BE YOUR OWN OBAMA!
As we move closer to the date when Barack Obama steps into power, there is an enormous sense of anticipation. There are those who are floating on cloud nine, and there are those who are down in the basement of cyncism. Somewhere in the middle lies a place of hope, possibility, and realism. Right in the midst, in that liminal zone between rose coloured glasses and dung coloured glasses is a pair of clear lenses that can help us stay the course.
Yes we can! And yes we will. It’s up to us, not anyone else, not Obama, not your mama, not Santa Claus. Change begins first and foremost in your own heart. This is one of the central principles of Spiritual Activism – one by one, drop by drop, we fill the bucket of change, with our sense of personal responsibility, of heart felt compassion, the kind that comes from a deep authentic impulse. This means we don’t change because we feel we ought to, because our mother told us so, because it will impress someone (even ourselves), etc. That kind of transformation is short lived and brittle.

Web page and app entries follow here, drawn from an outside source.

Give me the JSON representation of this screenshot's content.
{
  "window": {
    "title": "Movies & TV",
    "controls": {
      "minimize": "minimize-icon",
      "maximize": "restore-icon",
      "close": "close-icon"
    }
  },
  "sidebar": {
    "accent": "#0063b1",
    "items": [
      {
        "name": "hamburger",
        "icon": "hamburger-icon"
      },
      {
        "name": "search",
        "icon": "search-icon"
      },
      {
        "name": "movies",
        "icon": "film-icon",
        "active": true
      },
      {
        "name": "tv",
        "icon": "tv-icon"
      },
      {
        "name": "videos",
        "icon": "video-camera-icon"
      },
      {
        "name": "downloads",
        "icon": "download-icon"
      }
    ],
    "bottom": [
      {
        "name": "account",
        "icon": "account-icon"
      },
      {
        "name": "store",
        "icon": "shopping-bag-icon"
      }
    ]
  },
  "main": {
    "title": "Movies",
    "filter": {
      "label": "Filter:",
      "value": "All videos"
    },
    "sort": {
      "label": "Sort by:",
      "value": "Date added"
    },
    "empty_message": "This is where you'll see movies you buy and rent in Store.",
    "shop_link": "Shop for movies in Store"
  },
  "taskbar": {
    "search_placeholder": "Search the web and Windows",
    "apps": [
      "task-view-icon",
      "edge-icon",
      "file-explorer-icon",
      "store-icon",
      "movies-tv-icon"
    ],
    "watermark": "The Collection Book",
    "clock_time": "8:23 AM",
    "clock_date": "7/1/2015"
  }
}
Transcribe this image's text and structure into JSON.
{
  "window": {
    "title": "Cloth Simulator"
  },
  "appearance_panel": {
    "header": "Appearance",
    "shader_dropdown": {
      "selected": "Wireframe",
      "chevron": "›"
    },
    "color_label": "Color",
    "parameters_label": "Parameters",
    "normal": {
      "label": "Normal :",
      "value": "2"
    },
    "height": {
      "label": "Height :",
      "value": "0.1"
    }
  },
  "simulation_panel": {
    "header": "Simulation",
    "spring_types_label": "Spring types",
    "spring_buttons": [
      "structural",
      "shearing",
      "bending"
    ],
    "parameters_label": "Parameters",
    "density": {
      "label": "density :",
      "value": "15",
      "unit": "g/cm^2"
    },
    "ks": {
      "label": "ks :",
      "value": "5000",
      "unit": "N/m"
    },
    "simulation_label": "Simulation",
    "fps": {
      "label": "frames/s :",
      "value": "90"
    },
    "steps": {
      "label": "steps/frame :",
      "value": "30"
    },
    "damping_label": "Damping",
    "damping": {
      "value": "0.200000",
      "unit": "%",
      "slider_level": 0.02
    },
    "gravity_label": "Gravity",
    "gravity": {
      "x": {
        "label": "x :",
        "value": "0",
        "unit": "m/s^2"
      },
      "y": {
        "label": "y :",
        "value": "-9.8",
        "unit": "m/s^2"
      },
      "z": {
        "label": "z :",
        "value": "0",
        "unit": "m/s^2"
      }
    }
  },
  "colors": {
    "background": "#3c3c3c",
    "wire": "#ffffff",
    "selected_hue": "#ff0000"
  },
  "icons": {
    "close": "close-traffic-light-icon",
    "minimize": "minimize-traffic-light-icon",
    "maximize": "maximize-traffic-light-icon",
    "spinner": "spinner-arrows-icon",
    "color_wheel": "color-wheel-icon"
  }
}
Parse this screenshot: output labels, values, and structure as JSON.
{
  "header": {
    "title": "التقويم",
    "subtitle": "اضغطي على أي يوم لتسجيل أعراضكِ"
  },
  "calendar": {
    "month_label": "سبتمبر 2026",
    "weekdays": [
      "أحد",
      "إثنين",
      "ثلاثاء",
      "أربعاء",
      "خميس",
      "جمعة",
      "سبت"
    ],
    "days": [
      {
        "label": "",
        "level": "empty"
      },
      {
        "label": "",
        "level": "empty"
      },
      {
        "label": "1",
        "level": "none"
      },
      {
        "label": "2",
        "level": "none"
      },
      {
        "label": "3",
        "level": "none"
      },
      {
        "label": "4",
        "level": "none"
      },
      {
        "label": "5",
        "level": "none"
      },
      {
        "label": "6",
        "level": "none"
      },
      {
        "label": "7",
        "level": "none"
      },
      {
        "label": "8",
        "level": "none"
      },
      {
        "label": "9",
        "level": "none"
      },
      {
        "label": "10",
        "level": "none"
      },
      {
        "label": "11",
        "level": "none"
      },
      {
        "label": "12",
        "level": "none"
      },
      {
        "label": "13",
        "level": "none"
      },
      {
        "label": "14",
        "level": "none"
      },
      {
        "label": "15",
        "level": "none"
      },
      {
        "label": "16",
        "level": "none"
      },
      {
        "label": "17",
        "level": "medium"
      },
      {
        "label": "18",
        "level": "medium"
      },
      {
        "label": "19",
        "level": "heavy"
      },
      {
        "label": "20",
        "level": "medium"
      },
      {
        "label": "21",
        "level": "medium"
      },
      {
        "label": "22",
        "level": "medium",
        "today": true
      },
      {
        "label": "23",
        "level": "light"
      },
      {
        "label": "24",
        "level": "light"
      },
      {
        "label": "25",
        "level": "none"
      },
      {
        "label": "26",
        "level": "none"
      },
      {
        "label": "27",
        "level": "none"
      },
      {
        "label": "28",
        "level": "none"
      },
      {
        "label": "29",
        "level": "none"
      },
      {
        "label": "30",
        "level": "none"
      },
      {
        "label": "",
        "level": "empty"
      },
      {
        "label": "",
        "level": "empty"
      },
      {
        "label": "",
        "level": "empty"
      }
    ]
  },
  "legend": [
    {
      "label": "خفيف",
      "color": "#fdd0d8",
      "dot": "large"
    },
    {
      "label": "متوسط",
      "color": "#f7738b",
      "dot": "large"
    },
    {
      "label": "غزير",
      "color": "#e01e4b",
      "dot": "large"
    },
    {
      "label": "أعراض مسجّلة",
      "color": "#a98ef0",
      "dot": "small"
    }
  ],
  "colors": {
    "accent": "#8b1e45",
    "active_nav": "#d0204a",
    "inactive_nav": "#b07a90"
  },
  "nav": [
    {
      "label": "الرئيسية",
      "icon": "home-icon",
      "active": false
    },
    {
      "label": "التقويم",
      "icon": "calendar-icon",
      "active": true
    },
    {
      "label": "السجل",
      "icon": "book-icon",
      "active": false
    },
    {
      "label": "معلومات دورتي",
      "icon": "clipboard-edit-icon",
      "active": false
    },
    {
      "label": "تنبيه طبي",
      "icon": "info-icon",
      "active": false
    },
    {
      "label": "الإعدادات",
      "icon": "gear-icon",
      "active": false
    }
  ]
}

The kind of change that I call “Fierce Light” comes from getting in touch with who you really are. This takes some work, cause a lot of what we think we are, is coming from the outside, from culture, from our history, from our fears and desires. When you strip all that away, who are you really?
At last weekends Zen retreat with Roshi Enkyo , we did an amazing excercise, which she borrowed from Joanna Macy (who is featured in Fierce Light). You can try it for yourself if you like.
With a partner, sit facing each other, in a comfortable, sacred space. One partner begins by asking the question, and the other answers, then you switch.
Take a moment to get centered and calm. Look into each others eyes. Sometimes the hardest part!!! If it’s easier, you can wear a pirate patch and just look into one eye. Just kidding. Try to keep your gaze soft and unintrusive, and try to maintain eye contact throughout the excercise.
Become aware of your breathing.
Partner one asks: “Who are you?”
Partner two answers with whatever pops up. Try to be spontaneous, loose, not premeditated, clever or right. Simply speak whatever comes out.
Partner one responds, “Thank you. Who are you?”
This continues for five minutes. Then take a few moments to reflect on all the possible answers that emerged, before switching roles.
It’s a powerful, simple practice, that flipped my lid. I was everything from a slug to the planet to the person in front of me, to a brother, son, soul, cell, spiral nebulae and so many other things. Amazing all of who I am. Some of them not so pretty. Some of them incredibly beautiful. Some of them just plain silly.
I asked another Zen master I met in Boulder recently, Junpo Roshi, what he thinks spirituality is. He said, “Embodied Compassion.” To him, that is the core of it all. What are we here on this planet to do? Embody compassion. Who are we? Compassion on two legs.
There’s a different answer to what that might look like for everyone. But if we all were to step up to the plate, and start moving through the world from a heart centered place, grounded in real compassionate action, we would begin to see the fruits of this massive spirit of possibility which the world is feeling right now. Right in the midst of this spirit of crisis, enormous flowers of change are blooming. And that’s an exciting place to be – in the midst.
So who are you? And how do you embody compassion?
HOPE ON A TIGHTROPE
* Cornel West on the Election of Barack Obama: “I Hope He Is a Progressive Lincoln, I Aspire to Be the Frederick Douglass to Put Pressure on Him” *
Princeton University professor of religion and African American studies, Cornel West, speaks about the election of Barack Obama, his selection of Eric Holder to be Attorney General, the possible selection of Lawrence Summers to be Treasury Secretary and the role of the progressive left to push Obama. West is the author of the new book Hope on a Tightrope: Words and Wisdom.
OBAMA’S UNYIELDING HOPE
“Unyielding hope” – Obama is a meliorist (even if he, knowledgeable as he is, may have to look that word up). The meliorist is the one who holds dear the conviction that we can, through our own efforts, make better lives for our selves. The meliorist is neither the pessimist who sees gloom nor the optimist who sees brightness as automatically given. Betterment is our doing, our energy, our achievement: so says the meliorist. That Obama is a meliorist makes him a pragmatist and an American of the best variety our history has to offer.” – REQIEUM FOR CERTAINTY BLOG